NCJ Number
Date Published
January 1986
19 pages
This study examines the deterrence effect of formal sanctions on criminal behavior.
While most research on deterrence assumes a rational-choice model of criminal decisionmaking, few studies consider all the major elements of the model. In particular, three critical limitations characterize the empirical literature on deterrence: the failure to establish a causal ordering of sanctions and crime consistent with their temporal ordering; the focus on conventional populations and nonserious criminal acts, which are of less interest to the question of how society controls its members; and the inattention to the return or reward component of the decision-making process. To address these issues, we specify, estimate, and test a rational-choice model of crime on data that were collected on individuals, gathered within a longitudinal design, and derived from three distinct populations of persons at high risk of formal sanction.

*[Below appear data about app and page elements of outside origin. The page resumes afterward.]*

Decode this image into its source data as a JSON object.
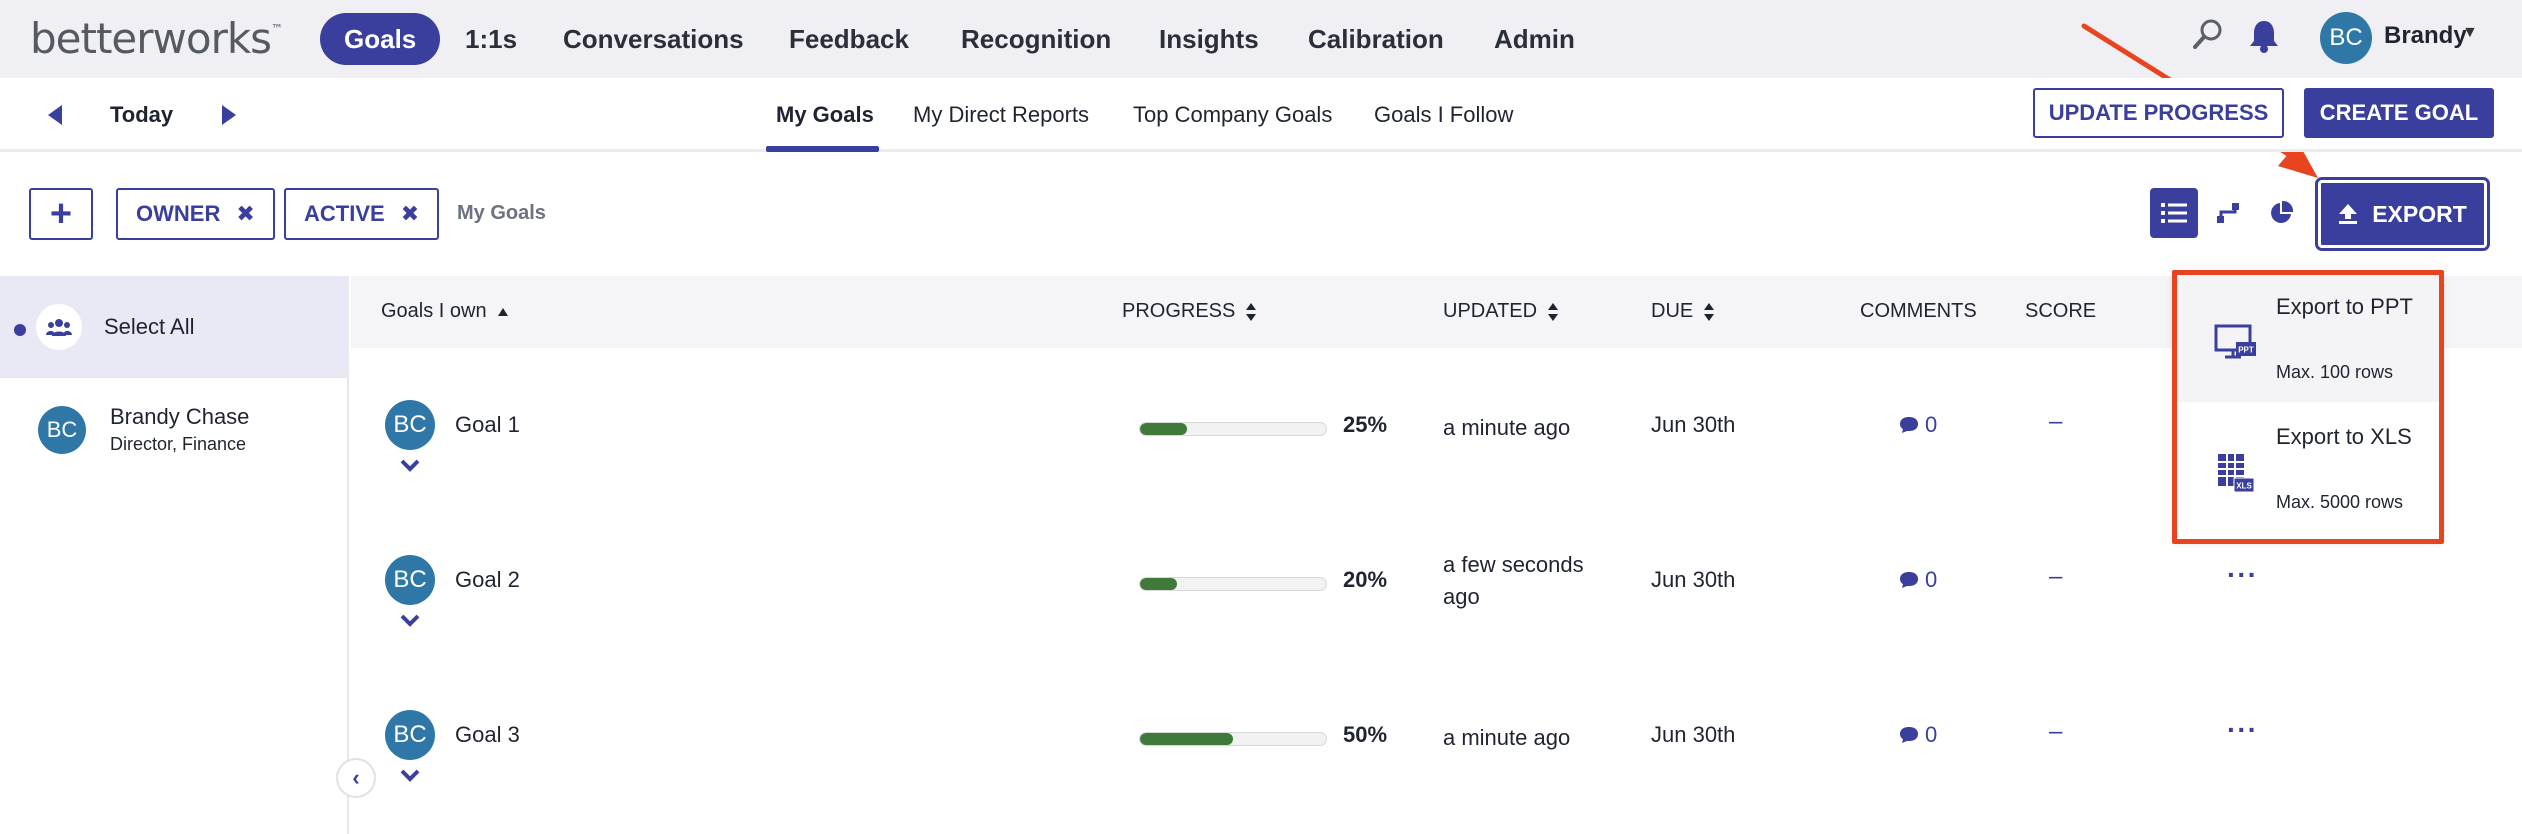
{
  "brand": {
    "logo_text": "betterworks",
    "logo_mark": "™"
  },
  "topnav": {
    "items": [
      {
        "label": "Goals",
        "active": true
      },
      {
        "label": "1:1s"
      },
      {
        "label": "Conversations"
      },
      {
        "label": "Feedback"
      },
      {
        "label": "Recognition"
      },
      {
        "label": "Insights"
      },
      {
        "label": "Calibration"
      },
      {
        "label": "Admin"
      }
    ],
    "icons": [
      "search-icon",
      "bell-icon"
    ],
    "user": {
      "initials": "BC",
      "name": "Brandy"
    }
  },
  "subnav": {
    "date_label": "Today",
    "tabs": [
      {
        "label": "My Goals",
        "active": true
      },
      {
        "label": "My Direct Reports"
      },
      {
        "label": "Top Company Goals"
      },
      {
        "label": "Goals I Follow"
      }
    ],
    "update_progress": "UPDATE PROGRESS",
    "create_goal": "CREATE GOAL"
  },
  "filters": {
    "add": "+",
    "chips": [
      {
        "label": "OWNER"
      },
      {
        "label": "ACTIVE"
      }
    ],
    "remove_glyph": "✖",
    "context_label": "My Goals",
    "export_label": "EXPORT"
  },
  "left_panel": {
    "select_all": "Select All",
    "people": [
      {
        "initials": "BC",
        "name": "Brandy Chase",
        "title": "Director, Finance"
      }
    ]
  },
  "table": {
    "headers": {
      "name": "Goals I own",
      "progress": "PROGRESS",
      "updated": "UPDATED",
      "due": "DUE",
      "comments": "COMMENTS",
      "score": "SCORE"
    },
    "rows": [
      {
        "initials": "BC",
        "name": "Goal 1",
        "progress": 25,
        "progress_label": "25%",
        "updated": "a minute ago",
        "due": "Jun 30th",
        "comments": "0",
        "score": "–",
        "more": ""
      },
      {
        "initials": "BC",
        "name": "Goal 2",
        "progress": 20,
        "progress_label": "20%",
        "updated": "a few seconds ago",
        "due": "Jun 30th",
        "comments": "0",
        "score": "–",
        "more": "···"
      },
      {
        "initials": "BC",
        "name": "Goal 3",
        "progress": 50,
        "progress_label": "50%",
        "updated": "a minute ago",
        "due": "Jun 30th",
        "comments": "0",
        "score": "–",
        "more": "···"
      }
    ]
  },
  "export_menu": {
    "items": [
      {
        "label": "Export to PPT",
        "sub": "Max. 100 rows",
        "icon": "ppt-icon",
        "badge": "PPT"
      },
      {
        "label": "Export to XLS",
        "sub": "Max. 5000 rows",
        "icon": "xls-icon",
        "badge": "XLS"
      }
    ]
  },
  "colors": {
    "primary": "#3a3f9e",
    "avatar": "#2e77a6",
    "progress": "#3f7a3a",
    "annotation": "#e8441f"
  }
}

The results support the reward component of the rational-choice model, but fail to support the cost or deterrent component, as measured by perceived risks of formal sanctions. (Author abstract)

Date Published: January 1, 1986